Council members presented its ideas on Tuesday in the form of an 11-page letter submitted to Schools Chancellor Carmen Fariña.

The letter laid out the driving principles for their ideas, stating it "strongly believes that a final zoning plan must relieve and prevent overcrowding; make our school populations more diverse and begin to address a segregated school system; and put all of our schools in the best position to succeed."

The missive reflects much of what the Department of Education had drafted previously, but with more fine-tuning to zone sizes. It calls for re-siting P.S. 452, which has been a contentious issue, and it adds a third address from the sprawling Lincoln Towers apartment complex to the zone for P.S. 191 Amsterdam which will move, pending approval, to a new building on West 61st Street. 

The city's Community Education Councils, made up of parent leaders in each district, vote up or down on rezoning plans proposed by the city. The District 3 council is asking the Department of Education to take the plan it created and then officially propose it back to the council for a vote.

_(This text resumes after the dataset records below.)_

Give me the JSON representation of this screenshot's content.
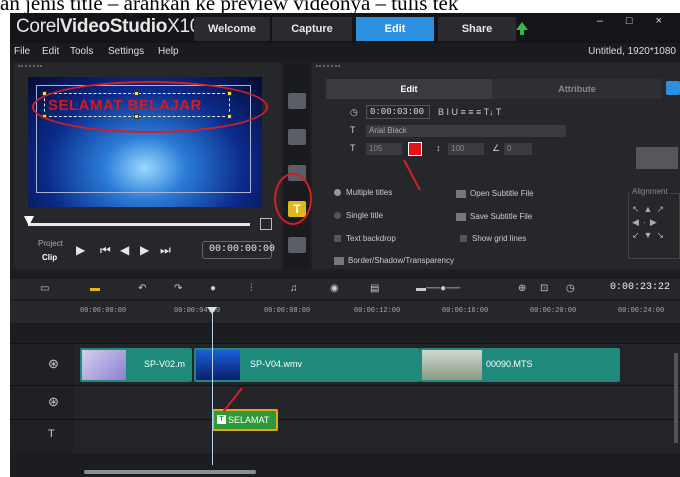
{
  "caption": "an jenis title – arahkan ke preview videonya – tulis tek",
  "app": {
    "brand_prefix": "Corel",
    "brand_name": "VideoStudio",
    "brand_version": "X10",
    "tabs": [
      {
        "label": "Welcome"
      },
      {
        "label": "Capture"
      },
      {
        "label": "Edit"
      },
      {
        "label": "Share"
      }
    ],
    "window_controls": "– □ ×",
    "menu": [
      {
        "label": "File"
      },
      {
        "label": "Edit"
      },
      {
        "label": "Tools"
      },
      {
        "label": "Settings"
      },
      {
        "label": "Help"
      }
    ],
    "project_title": "Untitled, 1920*1080"
  },
  "preview": {
    "overlay_text": "SELAMAT BELAJAR",
    "project_label": "Project",
    "clip_label": "Clip",
    "timecode": "00:00:00:00"
  },
  "options": {
    "tab_edit": "Edit",
    "tab_attribute": "Attribute",
    "duration": "0:00:03:00",
    "font": "Arial Black",
    "font_size": "105",
    "line_spacing": "100",
    "angle": "0",
    "text_color": "#e2141a",
    "multiple_titles": "Multiple titles",
    "single_title": "Single title",
    "open_subtitle": "Open Subtitle File",
    "save_subtitle": "Save Subtitle File",
    "text_backdrop": "Text backdrop",
    "show_grid": "Show grid lines",
    "border_shadow": "Border/Shadow/Transparency",
    "alignment_label": "Alignment"
  },
  "timeline": {
    "current_time": "0:00:23:22",
    "ruler_ticks": [
      "00:00:00:00",
      "00:00:04:00",
      "00:00:08:00",
      "00:00:12:00",
      "00:00:16:00",
      "00:00:20:00",
      "00:00:24:00"
    ],
    "clips": [
      {
        "name": "SP-V02.m"
      },
      {
        "name": "SP-V04.wmv"
      },
      {
        "name": "00090.MTS"
      }
    ],
    "title_clip": "SELAMAT"
  }
}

“We value the CEC’s leadership and partnership, and will continue to solicit feedback, host meetings and engage in robust conversations as we work to submit a final proposal that best serves all of the students and families in District 3," said Toya Holness, a Department of Education spokeswoman, in a statement.

Another public meeting to discuss the rezoning will be held Wednesday evening. The plan put forward by parent leaders already has the support of Helen Rosenthal, the city councilwoman representing the area.

“I think the Community Education Council speaks for this district, and I think this plan represents Upper West Side core values,” she said.

Yet, the city's proposed changes had previously been met with resistance by many parents, especially those against the plan to re-site P.S. 452 and others opposed to breaking up Lincoln Towers apartments into two school zones. Wednesday night's meeting will give parents another chance to comment on the various zoning scenarios, along with two public hearings scheduled Oct. 29 and Nov. 1.